> **Required work**
The lines to copy run from the one containing "Output a JSON object describing the text" to the very end of the records; give them exactly, and only them, without pictures.

[Dataset rows describing interfaces]
━━━━━━

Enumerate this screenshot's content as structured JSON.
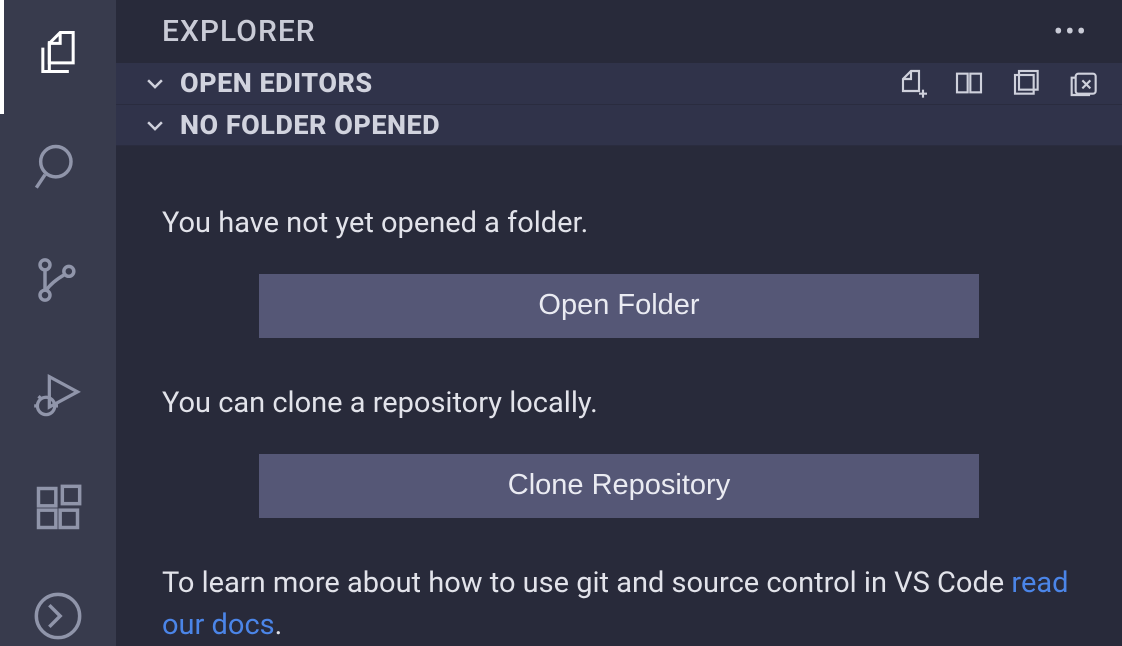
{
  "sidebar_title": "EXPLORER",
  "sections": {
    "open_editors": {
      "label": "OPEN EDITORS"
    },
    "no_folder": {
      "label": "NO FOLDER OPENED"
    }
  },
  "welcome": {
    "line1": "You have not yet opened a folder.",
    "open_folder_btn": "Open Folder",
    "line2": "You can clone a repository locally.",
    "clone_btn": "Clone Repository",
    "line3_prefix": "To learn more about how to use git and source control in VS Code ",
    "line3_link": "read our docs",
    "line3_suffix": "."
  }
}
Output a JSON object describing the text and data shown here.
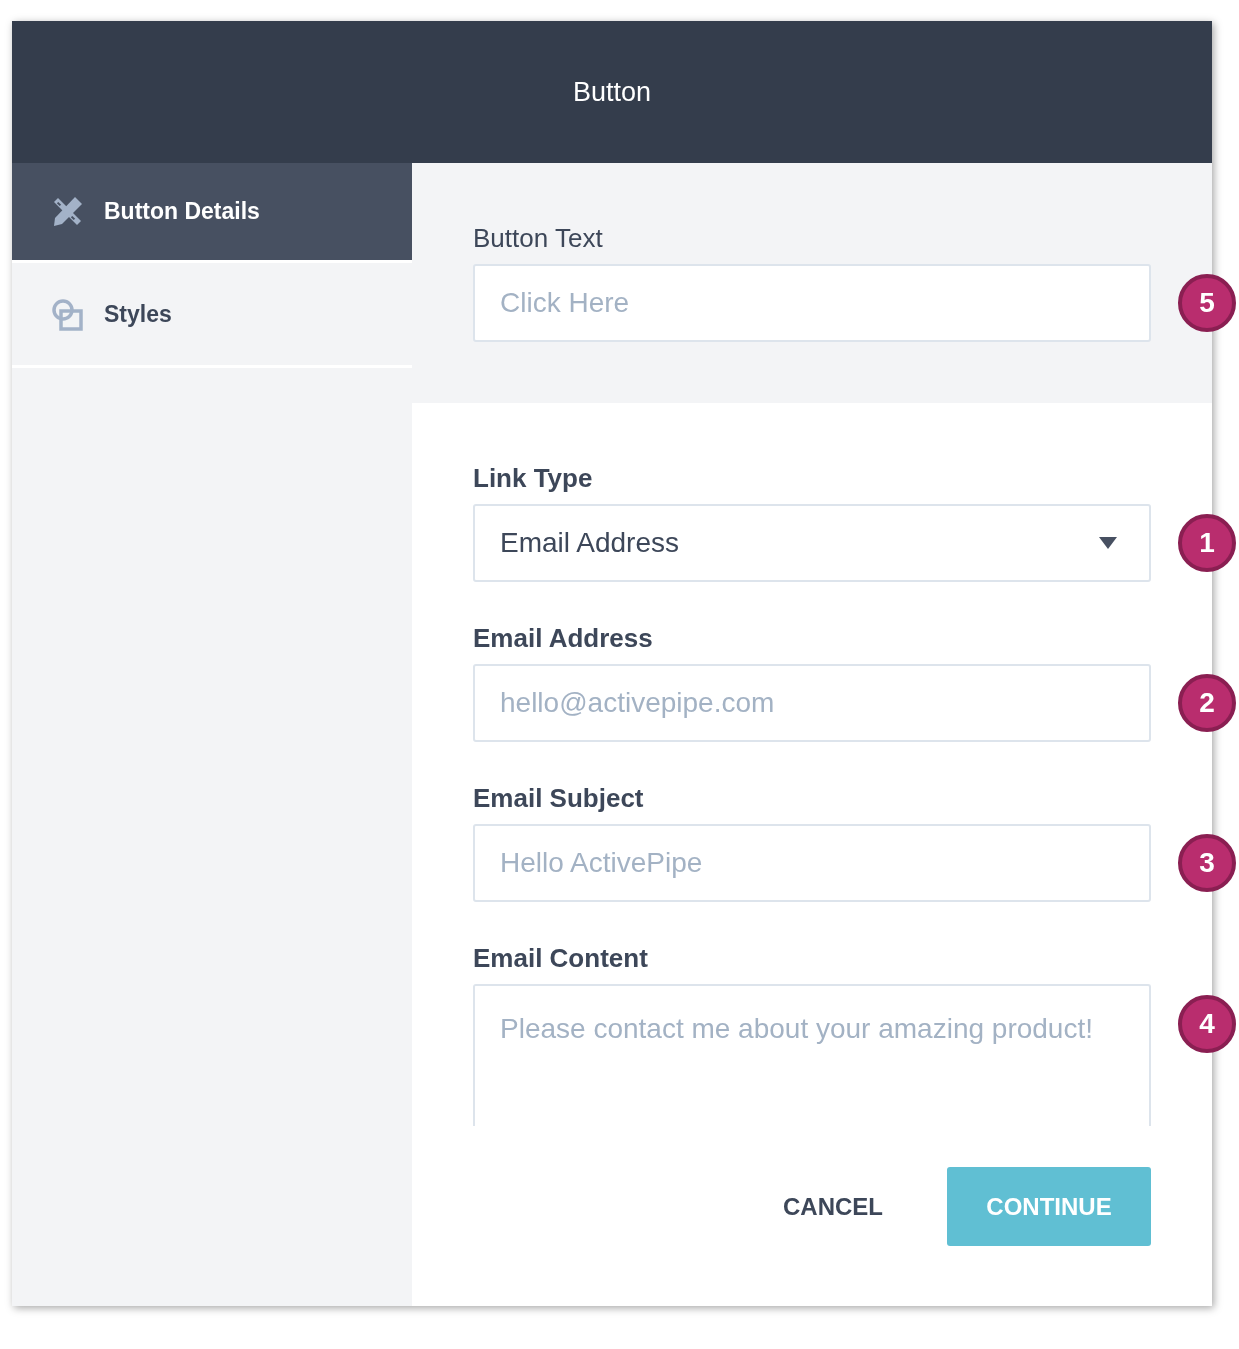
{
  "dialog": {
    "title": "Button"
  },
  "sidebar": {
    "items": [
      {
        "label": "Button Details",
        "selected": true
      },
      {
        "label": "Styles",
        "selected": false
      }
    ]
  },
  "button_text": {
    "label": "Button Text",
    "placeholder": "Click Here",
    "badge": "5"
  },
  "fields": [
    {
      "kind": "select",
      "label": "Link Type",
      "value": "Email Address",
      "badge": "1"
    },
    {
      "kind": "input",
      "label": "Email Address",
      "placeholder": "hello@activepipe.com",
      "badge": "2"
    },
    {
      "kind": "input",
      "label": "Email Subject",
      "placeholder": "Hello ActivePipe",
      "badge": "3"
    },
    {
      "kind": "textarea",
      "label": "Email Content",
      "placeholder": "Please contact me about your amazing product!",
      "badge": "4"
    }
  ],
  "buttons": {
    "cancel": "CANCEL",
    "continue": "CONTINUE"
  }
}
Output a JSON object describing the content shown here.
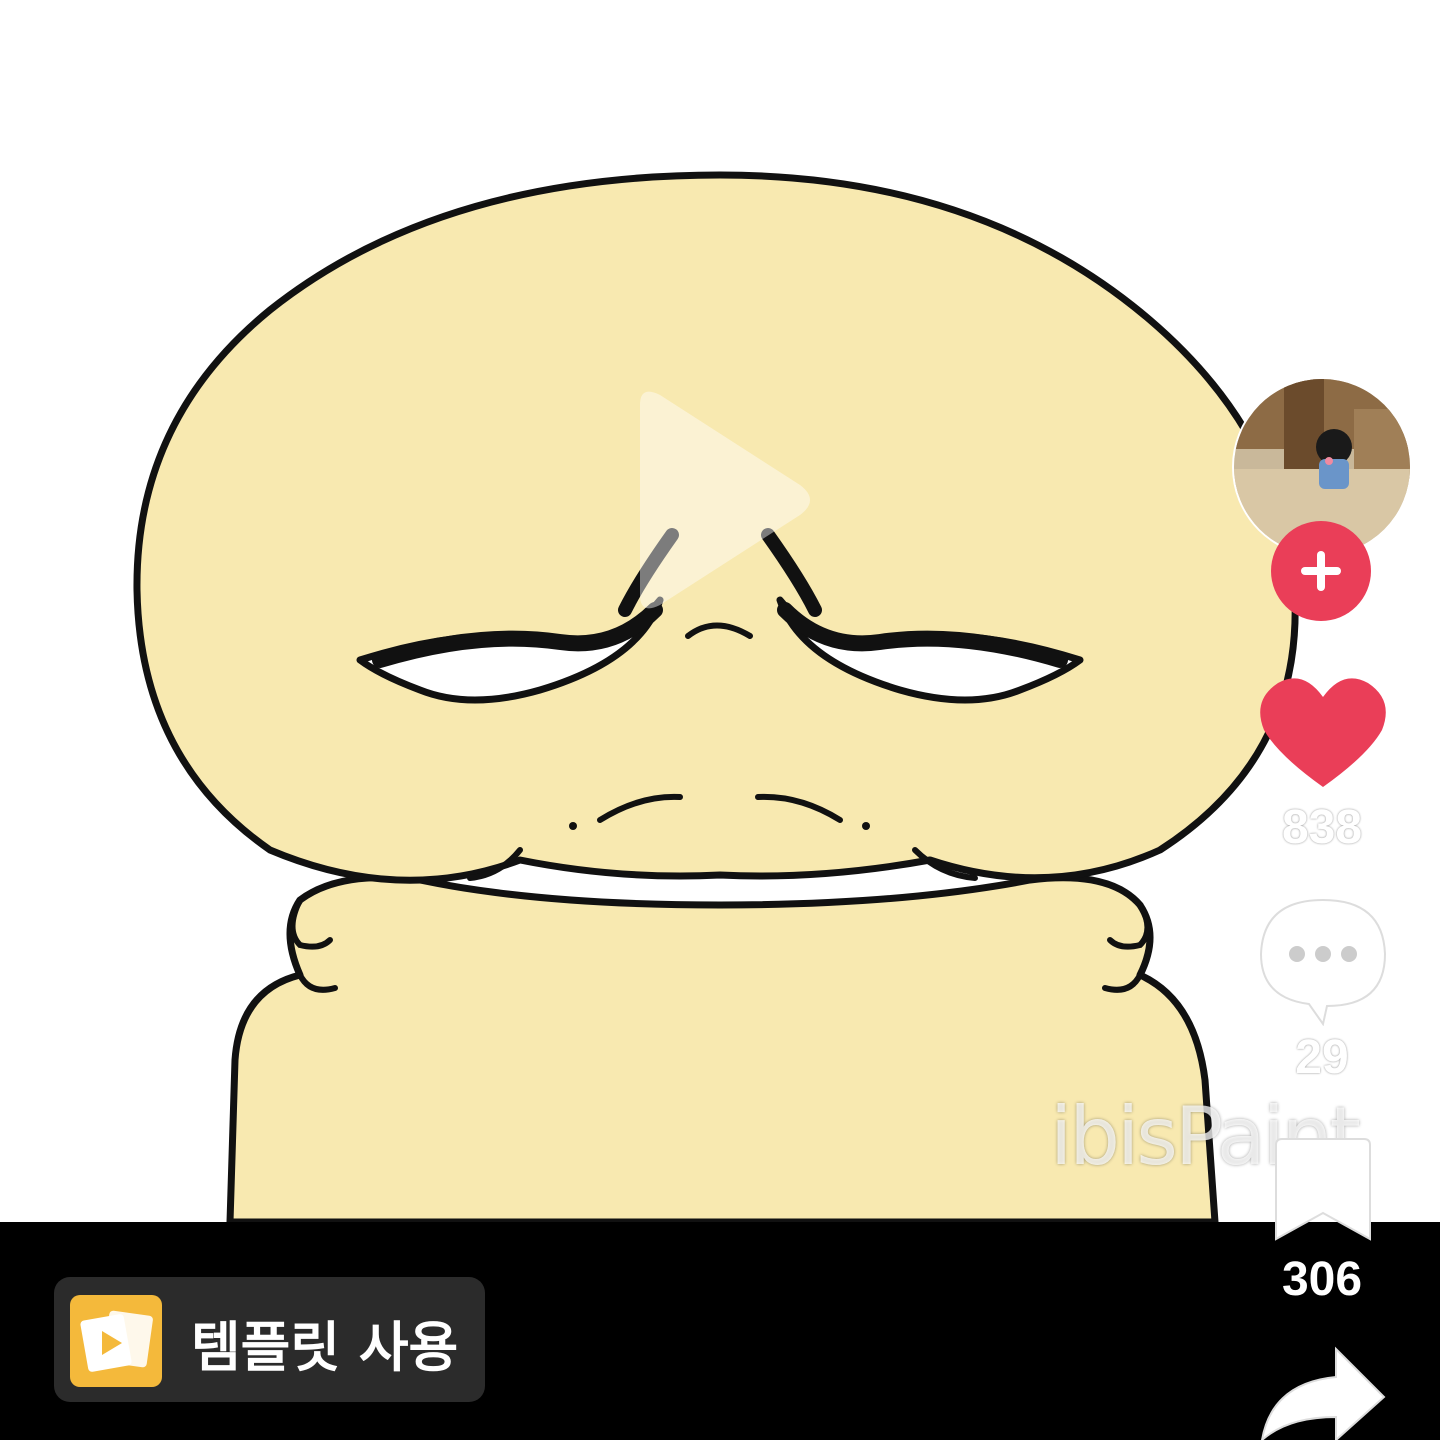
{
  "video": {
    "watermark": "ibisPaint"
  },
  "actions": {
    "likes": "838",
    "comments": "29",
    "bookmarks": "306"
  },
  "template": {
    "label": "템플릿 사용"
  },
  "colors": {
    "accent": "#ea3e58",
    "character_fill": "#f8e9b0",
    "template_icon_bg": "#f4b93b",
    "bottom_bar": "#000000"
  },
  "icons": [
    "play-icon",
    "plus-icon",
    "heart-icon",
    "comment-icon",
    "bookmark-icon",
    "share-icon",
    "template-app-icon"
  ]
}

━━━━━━

> **Task result**
Output a JSON object describing the text and data shown here.
{
  "dialog": {
    "title": "Button"
  },
  "sidebar": {
    "items": [
      {
        "label": "Button Details",
        "selected": true
      },
      {
        "label": "Styles",
        "selected": false
      }
    ]
  },
  "button_text": {
    "label": "Button Text",
    "placeholder": "Click Here",
    "badge": "5"
  },
  "fields": [
    {
      "kind": "select",
      "label": "Link Type",
      "value": "Email Address",
      "badge": "1"
    },
    {
      "kind": "input",
      "label": "Email Address",
      "placeholder": "hello@activepipe.com",
      "badge": "2"
    },
    {
      "kind": "input",
      "label": "Email Subject",
      "placeholder": "Hello ActivePipe",
      "badge": "3"
    },
    {
      "kind": "textarea",
      "label": "Email Content",
      "placeholder": "Please contact me about your amazing product!",
      "badge": "4"
    }
  ],
  "buttons": {
    "cancel": "CANCEL",
    "continue": "CONTINUE"
  }
}
Output a JSON object describing the content shown here.
{
  "video": {
    "watermark": "ibisPaint"
  },
  "actions": {
    "likes": "838",
    "comments": "29",
    "bookmarks": "306"
  },
  "template": {
    "label": "템플릿 사용"
  },
  "colors": {
    "accent": "#ea3e58",
    "character_fill": "#f8e9b0",
    "template_icon_bg": "#f4b93b",
    "bottom_bar": "#000000"
  },
  "icons": [
    "play-icon",
    "plus-icon",
    "heart-icon",
    "comment-icon",
    "bookmark-icon",
    "share-icon",
    "template-app-icon"
  ]
}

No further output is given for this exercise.